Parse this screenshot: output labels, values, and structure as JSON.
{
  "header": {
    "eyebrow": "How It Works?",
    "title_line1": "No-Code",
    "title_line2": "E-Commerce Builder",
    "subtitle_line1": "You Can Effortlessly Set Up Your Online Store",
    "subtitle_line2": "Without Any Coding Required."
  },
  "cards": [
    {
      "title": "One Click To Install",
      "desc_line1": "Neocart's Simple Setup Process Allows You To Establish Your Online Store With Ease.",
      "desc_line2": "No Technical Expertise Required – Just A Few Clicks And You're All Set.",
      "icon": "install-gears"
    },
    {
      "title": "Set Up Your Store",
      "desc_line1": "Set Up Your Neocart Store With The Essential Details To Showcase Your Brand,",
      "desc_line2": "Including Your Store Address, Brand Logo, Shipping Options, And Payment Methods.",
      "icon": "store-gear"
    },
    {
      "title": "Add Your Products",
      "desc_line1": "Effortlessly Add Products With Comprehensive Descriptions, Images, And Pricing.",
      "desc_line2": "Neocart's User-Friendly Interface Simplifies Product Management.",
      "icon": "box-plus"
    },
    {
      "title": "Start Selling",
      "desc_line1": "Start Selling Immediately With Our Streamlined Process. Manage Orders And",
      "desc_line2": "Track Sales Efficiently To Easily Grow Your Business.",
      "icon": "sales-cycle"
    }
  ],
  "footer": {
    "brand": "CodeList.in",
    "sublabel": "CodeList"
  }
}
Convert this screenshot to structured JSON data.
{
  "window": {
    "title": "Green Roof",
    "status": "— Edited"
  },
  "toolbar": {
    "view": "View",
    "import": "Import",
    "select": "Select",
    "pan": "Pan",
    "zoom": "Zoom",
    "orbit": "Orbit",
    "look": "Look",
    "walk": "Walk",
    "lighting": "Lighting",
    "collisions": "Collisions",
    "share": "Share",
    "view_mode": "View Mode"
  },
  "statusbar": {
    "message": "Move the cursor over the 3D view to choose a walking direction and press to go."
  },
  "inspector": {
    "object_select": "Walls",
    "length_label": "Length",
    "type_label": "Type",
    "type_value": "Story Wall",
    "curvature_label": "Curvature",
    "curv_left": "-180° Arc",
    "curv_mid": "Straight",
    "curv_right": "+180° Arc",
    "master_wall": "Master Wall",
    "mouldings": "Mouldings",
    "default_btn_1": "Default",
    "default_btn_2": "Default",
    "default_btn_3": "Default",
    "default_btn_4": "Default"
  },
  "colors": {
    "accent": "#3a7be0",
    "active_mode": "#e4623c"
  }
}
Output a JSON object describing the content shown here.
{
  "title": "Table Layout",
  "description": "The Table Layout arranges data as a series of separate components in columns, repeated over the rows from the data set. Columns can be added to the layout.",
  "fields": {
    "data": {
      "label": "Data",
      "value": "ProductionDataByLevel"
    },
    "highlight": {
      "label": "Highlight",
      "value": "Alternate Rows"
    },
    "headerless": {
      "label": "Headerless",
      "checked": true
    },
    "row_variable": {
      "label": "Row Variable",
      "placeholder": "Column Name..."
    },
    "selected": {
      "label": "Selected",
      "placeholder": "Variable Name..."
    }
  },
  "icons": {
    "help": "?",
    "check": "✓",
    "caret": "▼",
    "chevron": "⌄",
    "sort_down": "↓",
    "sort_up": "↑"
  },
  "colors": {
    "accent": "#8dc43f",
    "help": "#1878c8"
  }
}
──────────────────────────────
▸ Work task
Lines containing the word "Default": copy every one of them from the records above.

▸ Your solution
    "default_btn_1": "Default",
    "default_btn_2": "Default",
    "default_btn_3": "Default",
    "default_btn_4": "Default"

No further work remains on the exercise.